This is not a song about internal focus versus external, anymore than the writer of Ephesians is focusing on celestial geographic directions, up and down. Its again about the mystery of love, graciously poured out on us, even more graciously beckoning us to know more and more the One to whom we belong and to whom our sisters and brothers in faith likewise belong.

A believer dares to rest secure in the promises of an invisible God for reasons that are poetically described in Ephesians 1:20-23. The writer lists all the kinds of power which might lay heavy on the lives of most inhabitants of the Roman world (rule, authority, power, dominion) and declares that Jesus has been raised so far beyond these powers that they cannot touch him. How important a word of reassurance that would be for followers of one who had been crucified by the Roman imperial powers. Being raised from death meant that all earthly powers had been rendered powerless, foolish even. Secondly, quite unlike the constant shifting of powers in this age (that is, this time of earth’s life), Jesus is united with God in purpose and beneficence now and in the future.

Finally in these verses we come to the mystery of our connection to God in Christ.

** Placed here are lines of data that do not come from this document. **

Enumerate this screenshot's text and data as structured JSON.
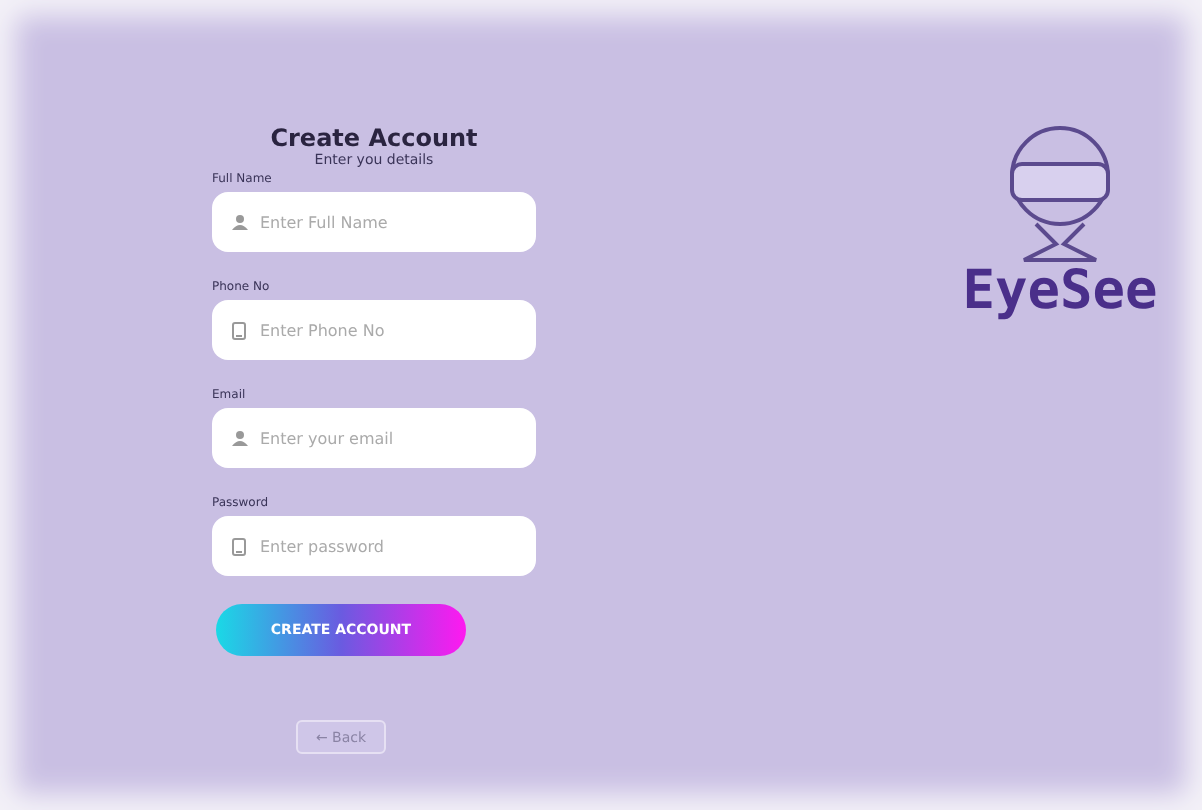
{
  "form": {
    "title": "Create Account",
    "subtitle": "Enter you details",
    "fields": [
      {
        "label": "Full Name",
        "placeholder": "Enter Full Name",
        "kind": "person"
      },
      {
        "label": "Phone No",
        "placeholder": "Enter Phone No",
        "kind": "device"
      },
      {
        "label": "Email",
        "placeholder": "Enter your email",
        "kind": "person"
      },
      {
        "label": "Password",
        "placeholder": "Enter password",
        "kind": "device"
      }
    ],
    "submit": "CREATE ACCOUNT",
    "back": "← Back"
  },
  "logo": {
    "name": "EyeSee"
  }
}
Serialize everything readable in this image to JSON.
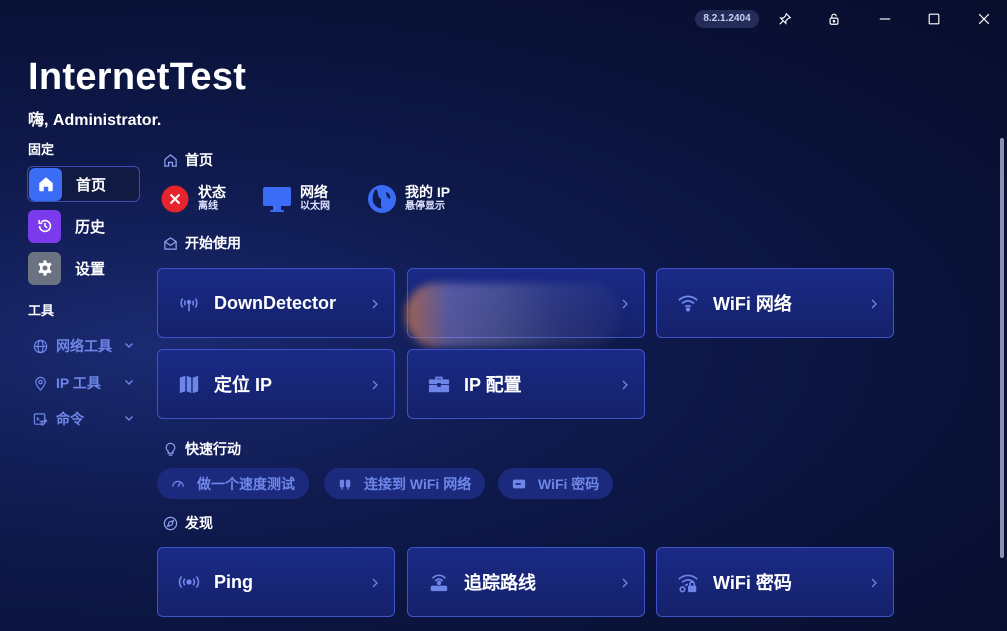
{
  "titlebar": {
    "version": "8.2.1.2404"
  },
  "app": {
    "title": "InternetTest",
    "greeting": "嗨, Administrator."
  },
  "sidebar": {
    "pinned_label": "固定",
    "items": [
      {
        "label": "首页",
        "icon": "home-icon",
        "color": "#3b6cf5"
      },
      {
        "label": "历史",
        "icon": "history-icon",
        "color": "#7c3aed"
      },
      {
        "label": "设置",
        "icon": "gear-icon",
        "color": "#6b7280"
      }
    ],
    "tools_label": "工具",
    "tools": [
      {
        "label": "网络工具",
        "icon": "globe-icon"
      },
      {
        "label": "IP 工具",
        "icon": "location-pin-icon"
      },
      {
        "label": "命令",
        "icon": "command-icon"
      }
    ]
  },
  "main": {
    "breadcrumb": "首页",
    "status": [
      {
        "title": "状态",
        "subtitle": "离线",
        "icon": "offline-x-icon"
      },
      {
        "title": "网络",
        "subtitle": "以太网",
        "icon": "monitor-icon"
      },
      {
        "title": "我的 IP",
        "subtitle": "悬停显示",
        "icon": "globe-person-icon"
      }
    ],
    "get_started": {
      "header": "开始使用",
      "cards": [
        {
          "label": "DownDetector",
          "icon": "wifi-signal-icon"
        },
        {
          "label": "",
          "icon": "blurred-icon"
        },
        {
          "label": "WiFi 网络",
          "icon": "wifi-icon"
        },
        {
          "label": "定位 IP",
          "icon": "map-icon"
        },
        {
          "label": "IP 配置",
          "icon": "toolbox-icon"
        }
      ]
    },
    "quick_actions": {
      "header": "快速行动",
      "items": [
        {
          "label": "做一个速度测试",
          "icon": "speedometer-icon"
        },
        {
          "label": "连接到 WiFi 网络",
          "icon": "plug-icon"
        },
        {
          "label": "WiFi 密码",
          "icon": "key-card-icon"
        }
      ]
    },
    "discover": {
      "header": "发现",
      "cards": [
        {
          "label": "Ping",
          "icon": "broadcast-icon"
        },
        {
          "label": "追踪路线",
          "icon": "router-icon"
        },
        {
          "label": "WiFi 密码",
          "icon": "wifi-lock-icon"
        }
      ]
    }
  },
  "colors": {
    "accent": "#3f53c9",
    "card_bg": "#1a2a86",
    "link": "#6f86e8",
    "offline": "#e5242b"
  }
}
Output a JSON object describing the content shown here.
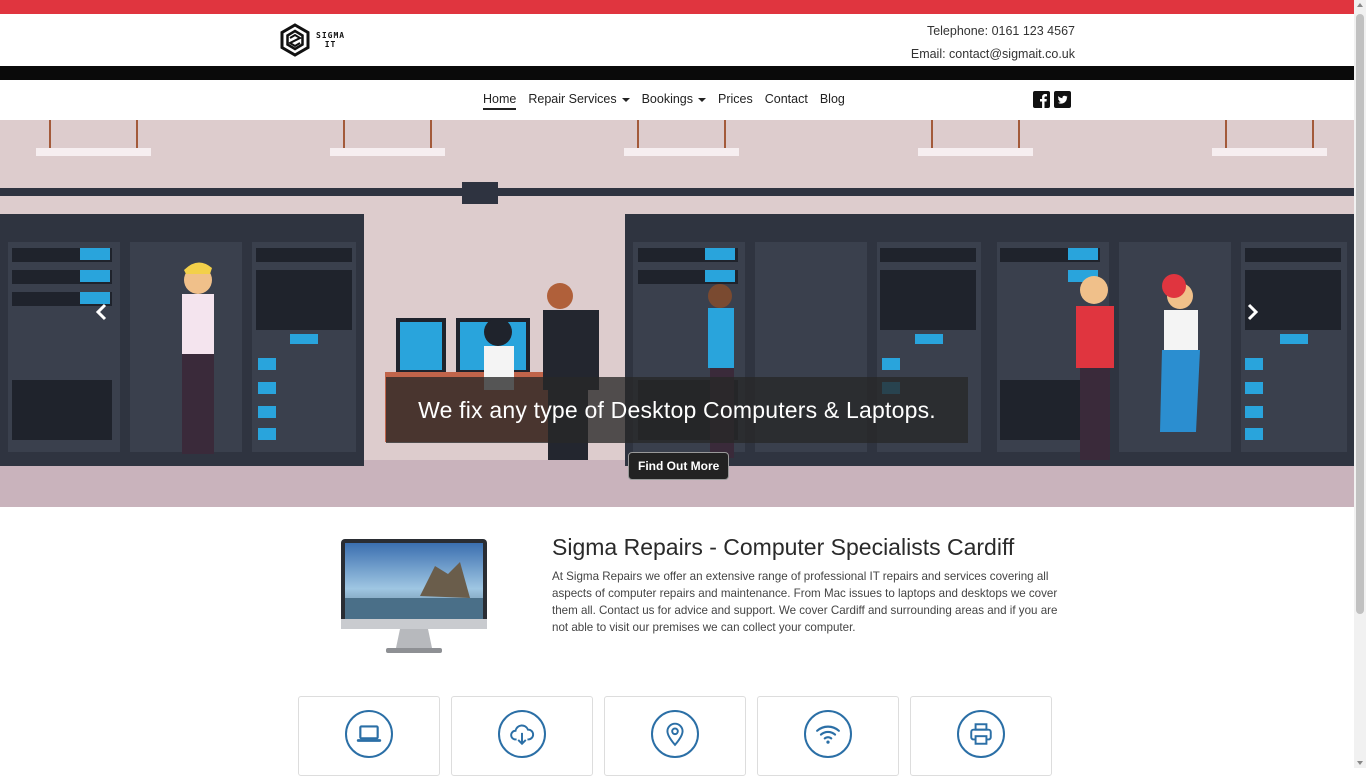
{
  "brand": {
    "logo_line1": "SIGMA",
    "logo_line2": "IT",
    "accent_color": "#e0353f"
  },
  "contact": {
    "telephone": "Telephone: 0161 123 4567",
    "email": "Email: contact@sigmait.co.uk"
  },
  "nav": {
    "items": [
      {
        "label": "Home",
        "active": true
      },
      {
        "label": "Repair Services",
        "dropdown": true
      },
      {
        "label": "Bookings",
        "dropdown": true
      },
      {
        "label": "Prices"
      },
      {
        "label": "Contact"
      },
      {
        "label": "Blog"
      }
    ],
    "social_icons": [
      "facebook-icon",
      "twitter-icon"
    ]
  },
  "hero": {
    "caption": "We fix any type of Desktop Computers & Laptops.",
    "button_label": "Find Out More",
    "prev_icon": "chevron-left-icon",
    "next_icon": "chevron-right-icon"
  },
  "intro": {
    "title": "Sigma Repairs - Computer Specialists Cardiff",
    "text": "At Sigma Repairs we offer an extensive range of professional IT repairs and services covering all aspects of computer repairs and maintenance. From Mac issues to laptops and desktops we cover them all. Contact us for advice and support. We cover Cardiff and surrounding areas and if you are not able to visit our premises we can collect your computer."
  },
  "service_cards": [
    {
      "icon": "laptop-icon"
    },
    {
      "icon": "cloud-download-icon"
    },
    {
      "icon": "map-pin-icon"
    },
    {
      "icon": "wifi-icon"
    },
    {
      "icon": "printer-icon"
    }
  ]
}
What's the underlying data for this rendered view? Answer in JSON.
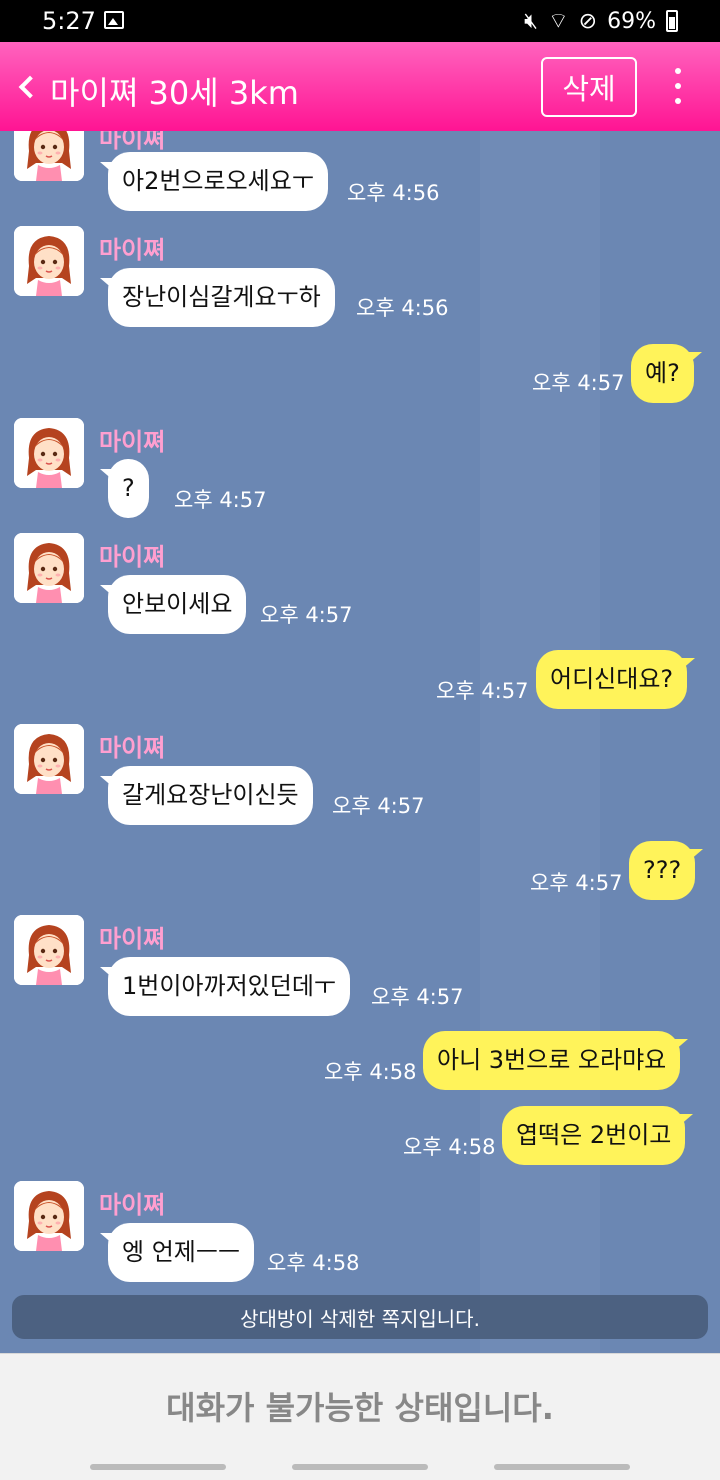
{
  "status_bar": {
    "time": "5:27",
    "battery": "69%",
    "icons": [
      "image-icon",
      "mute-icon",
      "wifi-icon",
      "do-not-disturb-icon",
      "battery-icon"
    ]
  },
  "header": {
    "title": "마이쪄 30세 3km",
    "delete_label": "삭제"
  },
  "messages": [
    {
      "from": "them",
      "name": "마이쪄",
      "text": "아2번으로오세요ㅜ",
      "time": "오후 4:56"
    },
    {
      "from": "them",
      "name": "마이쪄",
      "text": "장난이심갈게요ㅜ하",
      "time": "오후 4:56"
    },
    {
      "from": "me",
      "text": "예?",
      "time": "오후 4:57"
    },
    {
      "from": "them",
      "name": "마이쪄",
      "text": "?",
      "time": "오후 4:57"
    },
    {
      "from": "them",
      "name": "마이쪄",
      "text": "안보이세요",
      "time": "오후 4:57"
    },
    {
      "from": "me",
      "text": "어디신대요?",
      "time": "오후 4:57"
    },
    {
      "from": "them",
      "name": "마이쪄",
      "text": "갈게요장난이신듯",
      "time": "오후 4:57"
    },
    {
      "from": "me",
      "text": "???",
      "time": "오후 4:57"
    },
    {
      "from": "them",
      "name": "마이쪄",
      "text": "1번이아까저있던데ㅜ",
      "time": "오후 4:57"
    },
    {
      "from": "me",
      "text": "아니 3번으로 오라먀요",
      "time": "오후 4:58"
    },
    {
      "from": "me",
      "text": "엽떡은 2번이고",
      "time": "오후 4:58"
    },
    {
      "from": "them",
      "name": "마이쪄",
      "text": "엥 언제ㅡㅡ",
      "time": "오후 4:58"
    }
  ],
  "system_notice": "상대방이 삭제한 쪽지입니다.",
  "bottom_notice": "대화가 불가능한 상태입니다.",
  "colors": {
    "header": "#ff1493",
    "chat_background": "#6b87b3",
    "my_bubble": "#fff35a",
    "their_bubble": "#ffffff",
    "sender_name": "#ff9fd0"
  }
}
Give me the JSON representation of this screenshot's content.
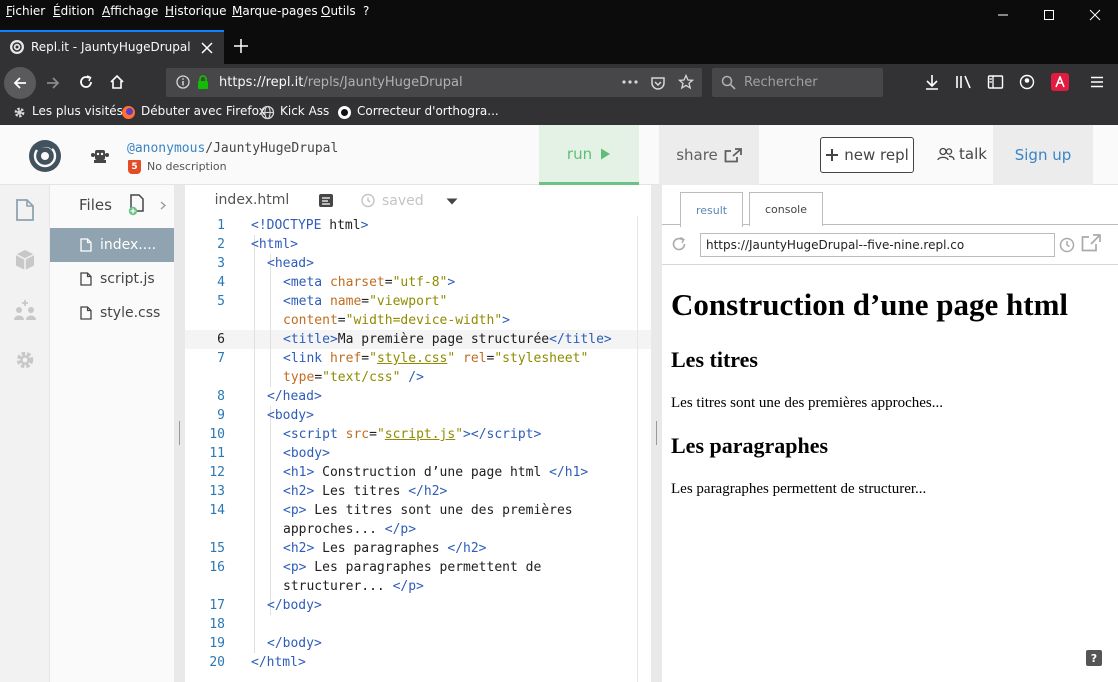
{
  "firefox": {
    "menu": [
      "Fichier",
      "Édition",
      "Affichage",
      "Historique",
      "Marque-pages",
      "Outils",
      "?"
    ],
    "tab_title": "Repl.it - JauntyHugeDrupal",
    "url_host": "https://repl.it",
    "url_path": "/repls/JauntyHugeDrupal",
    "search_placeholder": "Rechercher",
    "bookmarks": [
      "Les plus visités",
      "Débuter avec Firefox",
      "Kick Ass",
      "Correcteur d'orthogra..."
    ]
  },
  "repl": {
    "owner": "@anonymous",
    "separator": "/",
    "name": "JauntyHugeDrupal",
    "description": "No description",
    "run_label": "run",
    "share_label": "share",
    "new_repl_label": "new repl",
    "talk_label": "talk",
    "signup_label": "Sign up"
  },
  "files": {
    "header": "Files",
    "items": [
      "index....",
      "script.js",
      "style.css"
    ],
    "active_index": 0
  },
  "editor": {
    "tab": "index.html",
    "save_status": "saved",
    "line_numbers": [
      "1",
      "2",
      "3",
      "4",
      "5",
      "",
      "6",
      "7",
      "",
      "8",
      "9",
      "10",
      "11",
      "12",
      "13",
      "14",
      "",
      "15",
      "16",
      "",
      "17",
      "18",
      "19",
      "20"
    ]
  },
  "result": {
    "tabs": [
      "result",
      "console"
    ],
    "active_tab": 0,
    "url": "https://JauntyHugeDrupal--five-nine.repl.co",
    "h1": "Construction d’une page html",
    "h2a": "Les titres",
    "p1": "Les titres sont une des premières approches...",
    "h2b": "Les paragraphes",
    "p2": "Les paragraphes permettent de structurer...",
    "help": "?"
  },
  "colors": {
    "run_green": "#5fbd79",
    "signup_blue": "#3a84c6",
    "active_file": "#8fa3b0",
    "tag_blue": "#2e5cba",
    "attr_orange": "#c26c22",
    "string_olive": "#8f8c00"
  }
}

Jesus Christ has been made the “head” or kephale of all things “for” the church. This use of kephale can well be understood as “source” rather than authority. Rather than “head of staff” or “headmaster,” kephale makes more sense as the head in headwaters. It is the source from which flows all that he is, his “body,” the “fullness of him” which fills all in all. Jesus raised to God’s presence is like the headwaters of the Mississippi that now expands to fill, shape, even become his people.

We are the people of the flood in a very different way from Noah and his family. Jesus has broken the levees, the dykes, and he has overflowed all things for the life of his church which may live “in praise of his glory.” (Ephesians 1:14). This is a dangerous image for many of those who come to church on Sunday morning. Perhaps a more accessible image is that of a spring that flows into and becomes a river. The spring water is still there, still part of that larger stream and not separable from it. It is the spring that is the source and substance of the river.

We can sympathize with the writer who so passionately wanted the letter’s recipients to realize and become ever more imbued with their new reality, their being flooded with the love of God to press a metaphor a little too hard. We are not always a people much inclined to poetry which is almost demanded for expression of such great mysteries. We are a people who love music and know some few moments of inexpressible clarity about gratitude and joy. Perhaps either of those can help open up the incredible reality of our inheritance that we most often domesticate and tame.


  1. Robert Fulghum, All I Really Needed to Know I Learned in Kindergarten, New York: Random House Publishing, 1986.
  2. C. S. Lewis, The Last Battle, 1956.
  3. Greg Brown, “Further In,” http://www.gregbrown.org/gbfurth1.html#further, accessed February 12, 2016.